Dataset rows describing interfaces
┌────────
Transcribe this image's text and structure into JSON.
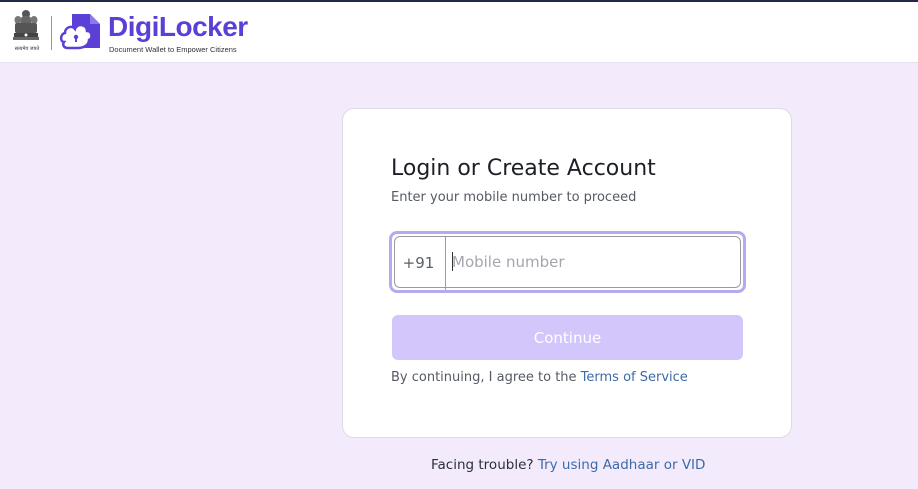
{
  "header": {
    "emblem_caption": "सत्यमेव जयते",
    "brand_name": "DigiLocker",
    "brand_tagline": "Document Wallet to Empower Citizens",
    "emblem_icon": "national-emblem-icon",
    "logo_icon": "digilocker-logo-icon",
    "brand_color": "#5b3fd6"
  },
  "login": {
    "title": "Login or Create Account",
    "subtitle": "Enter your mobile number to proceed",
    "country_code": "+91",
    "mobile_value": "",
    "mobile_placeholder": "Mobile number",
    "continue_label": "Continue",
    "terms_prefix": "By continuing, I agree to the ",
    "terms_link": "Terms of Service"
  },
  "footer": {
    "trouble_text": "Facing trouble? ",
    "trouble_link": "Try using Aadhaar or VID"
  },
  "colors": {
    "page_bg": "#f3ebfc",
    "button_disabled": "#d3c6fb",
    "focus_ring": "#b8a8f0",
    "link": "#3d6aa8"
  }
}
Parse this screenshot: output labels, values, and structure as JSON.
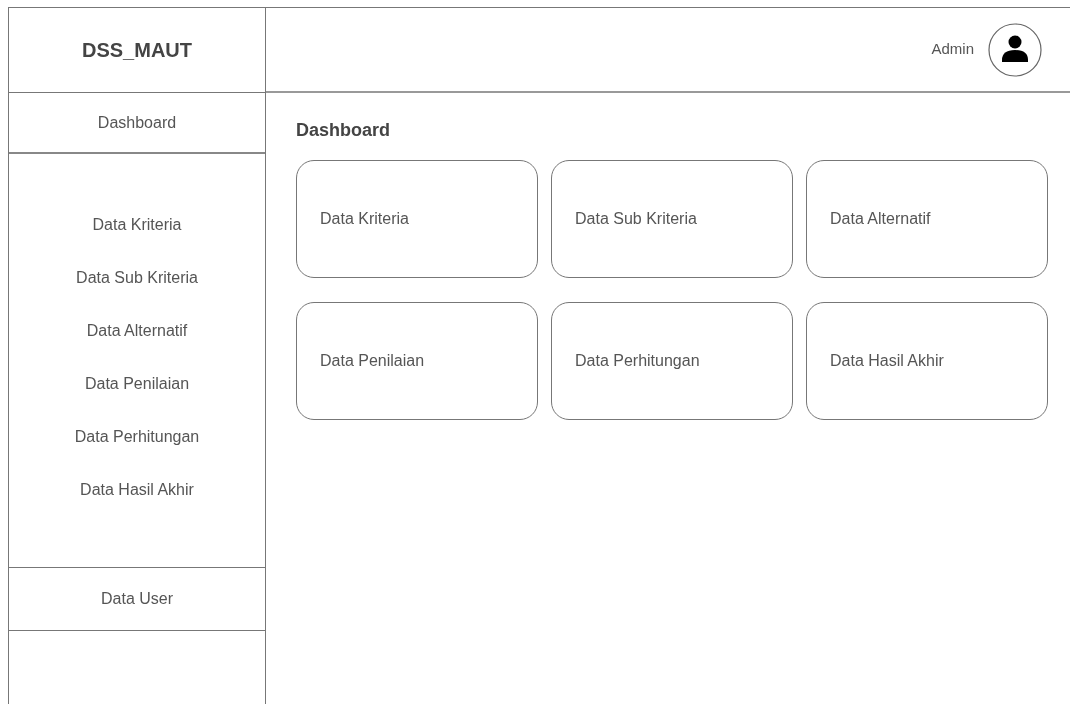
{
  "app_title": "DSS_MAUT",
  "user": {
    "name": "Admin"
  },
  "sidebar": {
    "top_item": "Dashboard",
    "items": [
      "Data Kriteria",
      "Data Sub Kriteria",
      "Data Alternatif",
      "Data Penilaian",
      "Data Perhitungan",
      "Data Hasil Akhir"
    ],
    "bottom_item": "Data User"
  },
  "page_title": "Dashboard",
  "cards": [
    "Data Kriteria",
    "Data Sub Kriteria",
    "Data Alternatif",
    "Data Penilaian",
    "Data Perhitungan",
    "Data Hasil Akhir"
  ]
}
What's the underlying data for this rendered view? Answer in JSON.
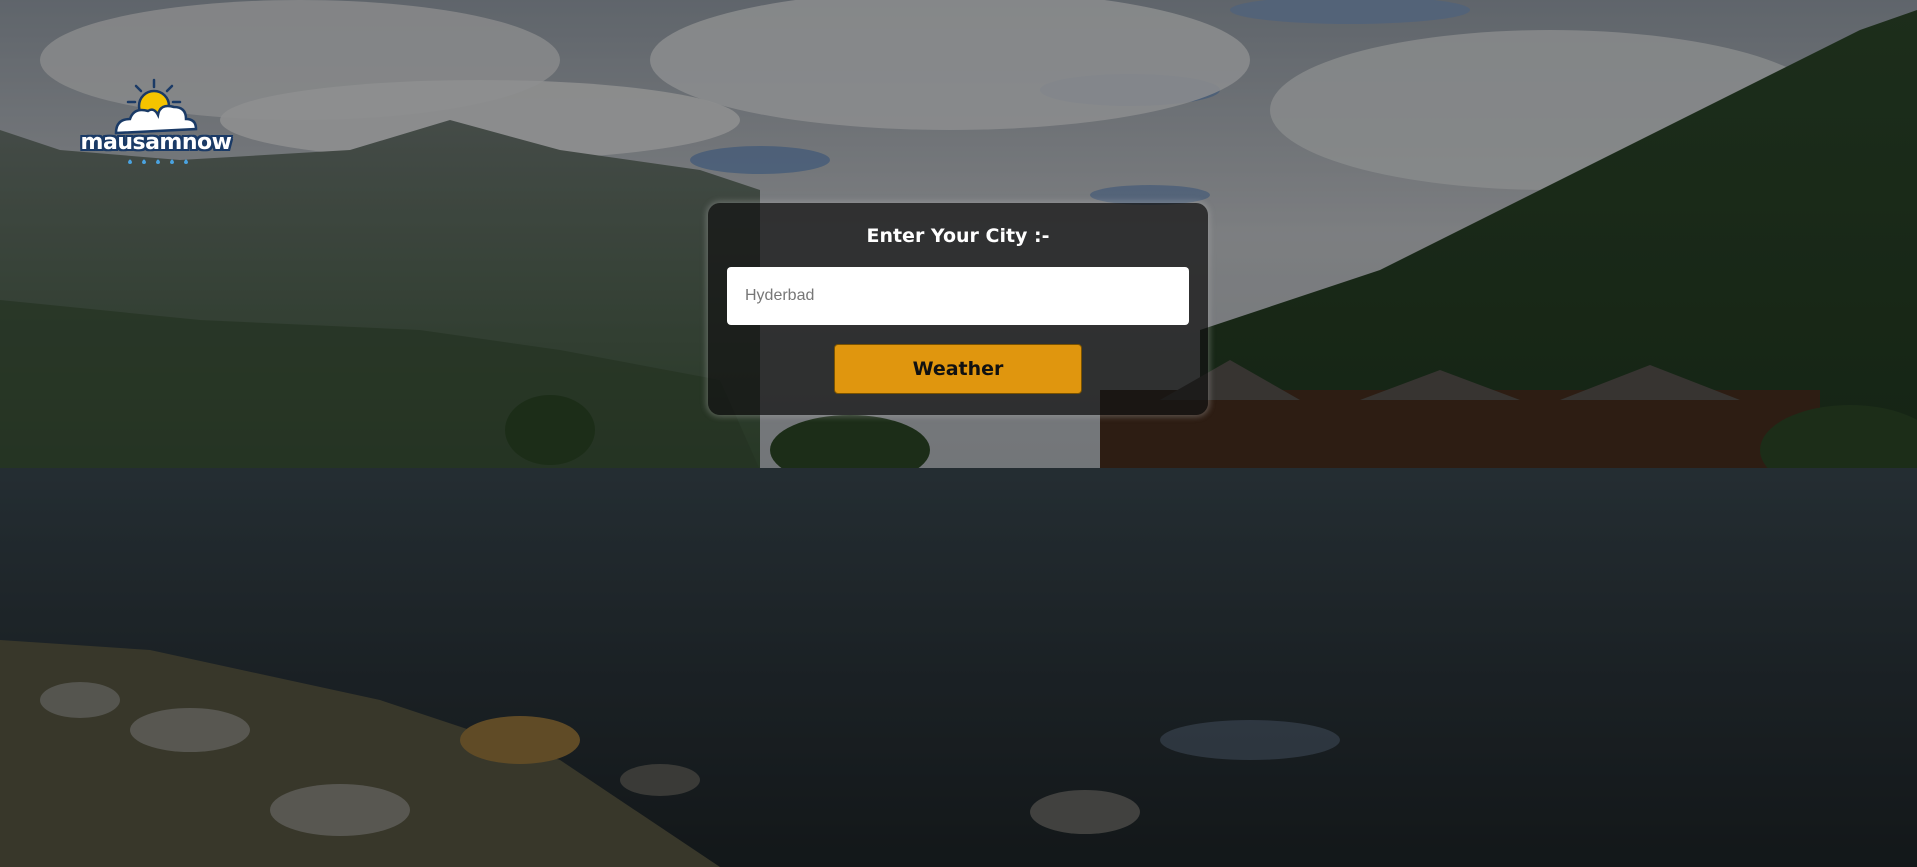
{
  "brand": {
    "logo_text": "mausamnow",
    "logo_icon": "sun-cloud-rain-icon"
  },
  "search": {
    "title": "Enter Your City :-",
    "placeholder": "Hyderbad",
    "value": "",
    "button_label": "Weather"
  },
  "colors": {
    "button_bg": "#e0960e",
    "panel_bg": "#141414",
    "logo_outline": "#1a3a66",
    "sun": "#f5c400"
  },
  "background": {
    "scene": "fjord-landscape-image"
  }
}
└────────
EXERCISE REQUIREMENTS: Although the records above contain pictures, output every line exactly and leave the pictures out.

PROBLEM SOLUTION:
Transcribe this image's text and structure into JSON.
{
  "header": {
    "emblem_caption": "सत्यमेव जयते",
    "brand_name": "DigiLocker",
    "brand_tagline": "Document Wallet to Empower Citizens",
    "emblem_icon": "national-emblem-icon",
    "logo_icon": "digilocker-logo-icon",
    "brand_color": "#5b3fd6"
  },
  "login": {
    "title": "Login or Create Account",
    "subtitle": "Enter your mobile number to proceed",
    "country_code": "+91",
    "mobile_value": "",
    "mobile_placeholder": "Mobile number",
    "continue_label": "Continue",
    "terms_prefix": "By continuing, I agree to the ",
    "terms_link": "Terms of Service"
  },
  "footer": {
    "trouble_text": "Facing trouble? ",
    "trouble_link": "Try using Aadhaar or VID"
  },
  "colors": {
    "page_bg": "#f3ebfc",
    "button_disabled": "#d3c6fb",
    "focus_ring": "#b8a8f0",
    "link": "#3d6aa8"
  }
}
Parse this screenshot: output labels, values, and structure as JSON.
{
  "app_title": "DSS_MAUT",
  "user": {
    "name": "Admin"
  },
  "sidebar": {
    "top_item": "Dashboard",
    "items": [
      "Data Kriteria",
      "Data Sub Kriteria",
      "Data Alternatif",
      "Data Penilaian",
      "Data Perhitungan",
      "Data Hasil Akhir"
    ],
    "bottom_item": "Data User"
  },
  "page_title": "Dashboard",
  "cards": [
    "Data Kriteria",
    "Data Sub Kriteria",
    "Data Alternatif",
    "Data Penilaian",
    "Data Perhitungan",
    "Data Hasil Akhir"
  ]
}
What's the underlying data for this rendered view? Answer in JSON.
{
  "brand": {
    "logo_text": "mausamnow",
    "logo_icon": "sun-cloud-rain-icon"
  },
  "search": {
    "title": "Enter Your City :-",
    "placeholder": "Hyderbad",
    "value": "",
    "button_label": "Weather"
  },
  "colors": {
    "button_bg": "#e0960e",
    "panel_bg": "#141414",
    "logo_outline": "#1a3a66",
    "sun": "#f5c400"
  },
  "background": {
    "scene": "fjord-landscape-image"
  }
}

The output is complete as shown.